▸ **Work order**: Check each line below for the word "icon". Then give only how many lines have it.

- - -

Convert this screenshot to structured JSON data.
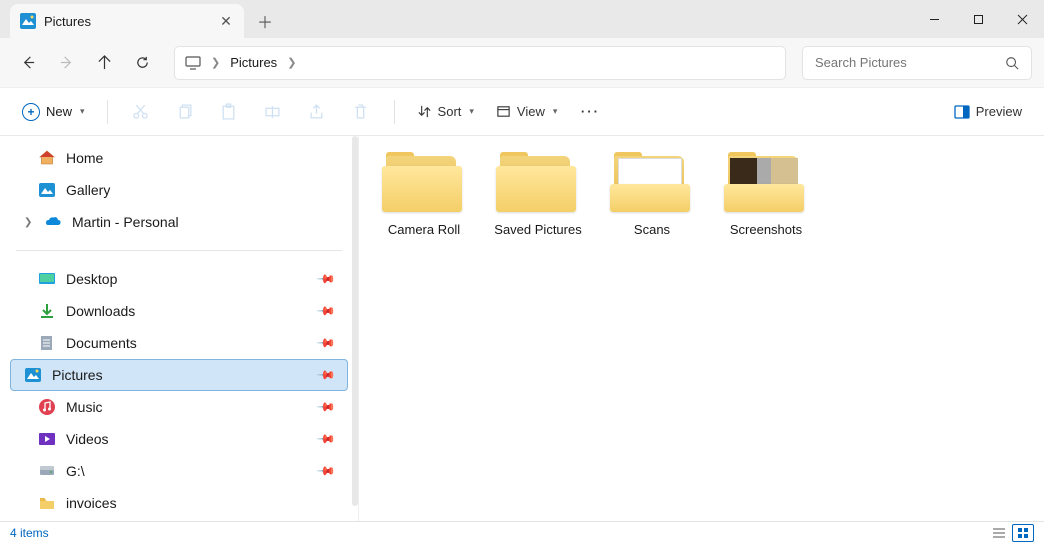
{
  "tab": {
    "title": "Pictures"
  },
  "breadcrumb": {
    "current": "Pictures"
  },
  "search": {
    "placeholder": "Search Pictures"
  },
  "toolbar": {
    "new_label": "New",
    "sort_label": "Sort",
    "view_label": "View",
    "preview_label": "Preview"
  },
  "sidebar": {
    "top": [
      {
        "label": "Home",
        "icon": "home"
      },
      {
        "label": "Gallery",
        "icon": "gallery"
      },
      {
        "label": "Martin - Personal",
        "icon": "onedrive",
        "expandable": true
      }
    ],
    "quick": [
      {
        "label": "Desktop",
        "icon": "desktop"
      },
      {
        "label": "Downloads",
        "icon": "downloads"
      },
      {
        "label": "Documents",
        "icon": "documents"
      },
      {
        "label": "Pictures",
        "icon": "pictures",
        "selected": true
      },
      {
        "label": "Music",
        "icon": "music"
      },
      {
        "label": "Videos",
        "icon": "videos"
      },
      {
        "label": "G:\\",
        "icon": "drive"
      },
      {
        "label": "invoices",
        "icon": "folder"
      }
    ]
  },
  "folders": [
    {
      "label": "Camera Roll",
      "type": "empty"
    },
    {
      "label": "Saved Pictures",
      "type": "empty"
    },
    {
      "label": "Scans",
      "type": "paper"
    },
    {
      "label": "Screenshots",
      "type": "thumb"
    }
  ],
  "status": {
    "text": "4 items"
  }
}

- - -

▸ **Output below**: 11